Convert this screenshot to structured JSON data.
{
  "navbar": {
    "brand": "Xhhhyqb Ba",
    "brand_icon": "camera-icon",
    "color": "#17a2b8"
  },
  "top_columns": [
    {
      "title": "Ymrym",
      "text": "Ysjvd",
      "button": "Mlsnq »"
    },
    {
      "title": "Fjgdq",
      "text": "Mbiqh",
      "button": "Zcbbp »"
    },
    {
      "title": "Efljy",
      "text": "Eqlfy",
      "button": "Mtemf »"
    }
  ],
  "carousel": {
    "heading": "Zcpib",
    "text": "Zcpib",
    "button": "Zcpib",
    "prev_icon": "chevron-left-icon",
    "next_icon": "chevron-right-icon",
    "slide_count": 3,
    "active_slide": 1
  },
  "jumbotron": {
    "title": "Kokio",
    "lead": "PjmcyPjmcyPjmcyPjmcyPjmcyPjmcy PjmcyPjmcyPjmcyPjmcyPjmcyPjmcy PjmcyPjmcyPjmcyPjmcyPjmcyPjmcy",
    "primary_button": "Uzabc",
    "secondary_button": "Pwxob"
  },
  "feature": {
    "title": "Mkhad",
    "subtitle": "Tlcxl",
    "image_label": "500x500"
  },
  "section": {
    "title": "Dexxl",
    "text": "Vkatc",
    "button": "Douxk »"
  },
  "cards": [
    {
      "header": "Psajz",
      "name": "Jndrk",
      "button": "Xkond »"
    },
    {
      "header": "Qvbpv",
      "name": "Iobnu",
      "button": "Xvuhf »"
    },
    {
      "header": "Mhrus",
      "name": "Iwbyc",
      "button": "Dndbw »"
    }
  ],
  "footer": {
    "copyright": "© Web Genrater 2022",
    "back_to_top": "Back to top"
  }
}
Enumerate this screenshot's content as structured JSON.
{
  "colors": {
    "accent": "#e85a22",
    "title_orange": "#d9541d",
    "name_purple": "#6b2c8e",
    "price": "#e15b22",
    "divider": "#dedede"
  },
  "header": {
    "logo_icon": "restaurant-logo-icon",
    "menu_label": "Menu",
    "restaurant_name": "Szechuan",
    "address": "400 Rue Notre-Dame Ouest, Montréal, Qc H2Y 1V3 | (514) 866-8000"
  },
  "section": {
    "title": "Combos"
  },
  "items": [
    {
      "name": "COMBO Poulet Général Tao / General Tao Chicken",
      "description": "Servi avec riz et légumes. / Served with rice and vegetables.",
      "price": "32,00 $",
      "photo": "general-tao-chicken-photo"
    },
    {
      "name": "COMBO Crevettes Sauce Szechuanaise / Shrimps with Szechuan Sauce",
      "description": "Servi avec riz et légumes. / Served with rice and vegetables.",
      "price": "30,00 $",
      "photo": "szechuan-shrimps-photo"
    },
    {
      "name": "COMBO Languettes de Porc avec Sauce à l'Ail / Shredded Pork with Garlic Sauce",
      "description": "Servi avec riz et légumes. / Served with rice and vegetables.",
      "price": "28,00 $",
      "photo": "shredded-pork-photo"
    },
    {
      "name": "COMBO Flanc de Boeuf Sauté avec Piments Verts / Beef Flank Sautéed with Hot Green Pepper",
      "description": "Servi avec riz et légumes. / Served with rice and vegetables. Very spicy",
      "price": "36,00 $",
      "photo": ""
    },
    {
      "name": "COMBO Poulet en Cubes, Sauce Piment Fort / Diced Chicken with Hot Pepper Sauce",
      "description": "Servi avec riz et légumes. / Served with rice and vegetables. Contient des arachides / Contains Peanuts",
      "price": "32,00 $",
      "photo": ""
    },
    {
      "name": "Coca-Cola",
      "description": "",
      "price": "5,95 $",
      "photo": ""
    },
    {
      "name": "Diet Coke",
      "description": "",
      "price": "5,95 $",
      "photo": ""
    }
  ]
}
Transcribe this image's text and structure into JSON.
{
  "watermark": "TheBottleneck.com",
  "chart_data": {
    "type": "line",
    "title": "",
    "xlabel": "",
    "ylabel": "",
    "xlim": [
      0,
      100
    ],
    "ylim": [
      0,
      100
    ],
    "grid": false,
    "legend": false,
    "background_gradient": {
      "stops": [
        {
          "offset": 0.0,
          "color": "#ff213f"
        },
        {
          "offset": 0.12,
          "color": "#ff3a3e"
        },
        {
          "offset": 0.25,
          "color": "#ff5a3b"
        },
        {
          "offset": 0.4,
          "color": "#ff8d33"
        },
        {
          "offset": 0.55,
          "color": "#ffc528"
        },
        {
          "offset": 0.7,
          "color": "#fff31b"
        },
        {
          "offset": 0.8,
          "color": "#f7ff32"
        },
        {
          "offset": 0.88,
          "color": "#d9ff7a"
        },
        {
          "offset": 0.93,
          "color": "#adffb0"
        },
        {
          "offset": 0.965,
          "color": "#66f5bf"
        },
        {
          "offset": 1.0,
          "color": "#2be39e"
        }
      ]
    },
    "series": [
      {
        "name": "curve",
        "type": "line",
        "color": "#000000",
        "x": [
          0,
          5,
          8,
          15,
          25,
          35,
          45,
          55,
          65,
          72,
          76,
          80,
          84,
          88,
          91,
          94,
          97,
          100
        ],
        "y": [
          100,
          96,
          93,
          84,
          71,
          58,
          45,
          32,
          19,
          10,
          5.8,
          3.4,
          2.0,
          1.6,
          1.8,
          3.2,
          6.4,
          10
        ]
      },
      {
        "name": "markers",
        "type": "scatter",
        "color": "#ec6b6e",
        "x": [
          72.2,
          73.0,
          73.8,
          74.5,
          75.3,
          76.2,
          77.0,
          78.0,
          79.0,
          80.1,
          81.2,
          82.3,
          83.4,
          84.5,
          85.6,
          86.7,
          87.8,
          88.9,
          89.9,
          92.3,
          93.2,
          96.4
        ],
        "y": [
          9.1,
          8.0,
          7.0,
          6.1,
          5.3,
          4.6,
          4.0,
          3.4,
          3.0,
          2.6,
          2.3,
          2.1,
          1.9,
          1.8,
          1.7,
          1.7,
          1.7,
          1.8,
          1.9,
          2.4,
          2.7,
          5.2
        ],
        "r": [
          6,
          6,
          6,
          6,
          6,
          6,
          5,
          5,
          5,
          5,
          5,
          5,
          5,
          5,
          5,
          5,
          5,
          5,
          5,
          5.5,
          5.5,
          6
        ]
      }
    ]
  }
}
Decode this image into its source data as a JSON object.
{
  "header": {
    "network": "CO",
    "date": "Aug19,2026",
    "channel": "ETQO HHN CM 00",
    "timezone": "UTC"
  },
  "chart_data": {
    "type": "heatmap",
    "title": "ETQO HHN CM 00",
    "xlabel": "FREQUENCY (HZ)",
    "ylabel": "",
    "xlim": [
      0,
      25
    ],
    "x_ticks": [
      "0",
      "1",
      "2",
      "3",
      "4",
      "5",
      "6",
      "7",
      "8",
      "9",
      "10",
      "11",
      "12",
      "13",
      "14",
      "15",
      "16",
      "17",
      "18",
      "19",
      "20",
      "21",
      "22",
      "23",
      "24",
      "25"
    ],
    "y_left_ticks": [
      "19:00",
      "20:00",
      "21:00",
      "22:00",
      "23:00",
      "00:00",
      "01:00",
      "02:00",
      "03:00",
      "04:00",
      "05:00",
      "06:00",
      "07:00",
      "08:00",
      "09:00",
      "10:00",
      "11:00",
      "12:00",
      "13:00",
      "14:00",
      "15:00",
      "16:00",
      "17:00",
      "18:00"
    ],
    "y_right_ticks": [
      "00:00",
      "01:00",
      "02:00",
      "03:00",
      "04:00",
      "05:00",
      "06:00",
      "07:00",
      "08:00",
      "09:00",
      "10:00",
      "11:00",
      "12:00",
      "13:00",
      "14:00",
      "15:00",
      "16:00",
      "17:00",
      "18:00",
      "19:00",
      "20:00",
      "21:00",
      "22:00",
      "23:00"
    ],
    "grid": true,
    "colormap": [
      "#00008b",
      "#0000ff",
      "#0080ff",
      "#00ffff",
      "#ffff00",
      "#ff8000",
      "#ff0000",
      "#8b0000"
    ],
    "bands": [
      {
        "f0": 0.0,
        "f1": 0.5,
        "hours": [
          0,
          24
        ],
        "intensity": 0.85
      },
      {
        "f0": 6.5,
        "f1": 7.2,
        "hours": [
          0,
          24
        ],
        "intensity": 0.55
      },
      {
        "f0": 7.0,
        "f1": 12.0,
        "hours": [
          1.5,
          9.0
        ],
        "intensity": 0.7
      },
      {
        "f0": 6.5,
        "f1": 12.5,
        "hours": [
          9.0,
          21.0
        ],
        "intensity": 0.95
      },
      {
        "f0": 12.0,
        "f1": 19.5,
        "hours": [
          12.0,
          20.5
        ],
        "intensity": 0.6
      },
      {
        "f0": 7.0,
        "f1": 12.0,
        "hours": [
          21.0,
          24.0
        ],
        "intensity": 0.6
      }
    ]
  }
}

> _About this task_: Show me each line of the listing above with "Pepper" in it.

> _Response area_:
      "name": "COMBO Flanc de Boeuf Sauté avec Piments Verts / Beef Flank Sautéed with Hot Green Pepper",
      "name": "COMBO Poulet en Cubes, Sauce Piment Fort / Diced Chicken with Hot Pepper Sauce",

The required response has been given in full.